I have to add that Christine Lind Hage’s "Public Library Start-Up Guide" is a fantastic resource.  Published in 2004 by ALA editions, it covers all the bases.  From the original idea to start a library to the creation of the opening day collection.  It is very easy to read but is also extremely comprehensive.  The book discussing everthing from getting the initial contracts and agreements, finding the funds, developing necessary policies, and even what to look for in good library furniture!  It also includes a list of all state library agencies with their contact information, sample policies, site evaluation criteria guide, and much more.  It’s truly an indispensable guide that will ensure that those planning a new library will not miss a single step along the way!

What are the legal implications involved in starting a library. I’m the Children Coordinator in my church. We need to create a library for our children. I am a little skeptical what about the legal implications would be like, especially regarding lending out books. Are there any legal implications (in terms of copyright) or any general issues that I need to fix in this regard?

While there are numerous copyright issues to be aware of when running a library, in the United States there is no concern about lending a book, thanks to the “first sale doctrine”.  This practice holds that the copyright owner has no further rights to a copy of a book, as long as no additional copies are made from it, and the purchaser may loan it, sell it, or give it away.  There are, however, limitations on copying from a book which must be followed.  Thus, you cannot purchase one copy of a book and make copies for a whole Sunday school class.  Note that there are limits on how you can use videos or other media—see ALA Library Fact Sheet 7 on Video and Copyright.

I am starting a library in my small community. With luck I will have it opened by Sept. 1. The community is very excited; however, this is not (as of yet) a tax based library. I had no problem securing a location rent free but I would like to bring in money for the utilities and other amenities to the library. What are some ways to raise money for a library?
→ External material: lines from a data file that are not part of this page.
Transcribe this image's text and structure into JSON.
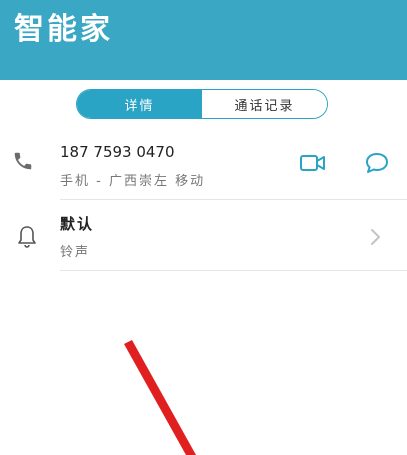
{
  "app": {
    "title": "智能家"
  },
  "tabs": [
    {
      "label": "详情",
      "active": true
    },
    {
      "label": "通话记录",
      "active": false
    }
  ],
  "contact": {
    "number": "187 7593 0470",
    "subtitle": "手机 - 广西崇左 移动"
  },
  "ringtone": {
    "title": "默认",
    "subtitle": "铃声"
  },
  "colors": {
    "header": "#3aa7c4",
    "accent": "#2aa4c4",
    "annotation_arrow": "#e02020"
  },
  "icons": [
    "phone-icon",
    "video-call-icon",
    "message-icon",
    "bell-icon",
    "chevron-right-icon"
  ]
}
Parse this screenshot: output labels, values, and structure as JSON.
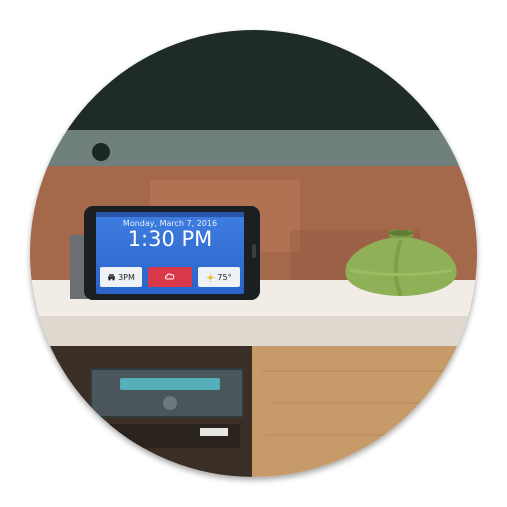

I am planning a book sale shortly after opening to get rid of the unwanted or un-loanable books but I am simply blank on other ideas to use. This has been a task, overwhelming at times, but I have made it this far with very few volunteers. I plan on getting the book by Hage mentioned in an earlier post, is ther any websites beyond the ALA website with tips on organzing and ideas. Thanks in advance.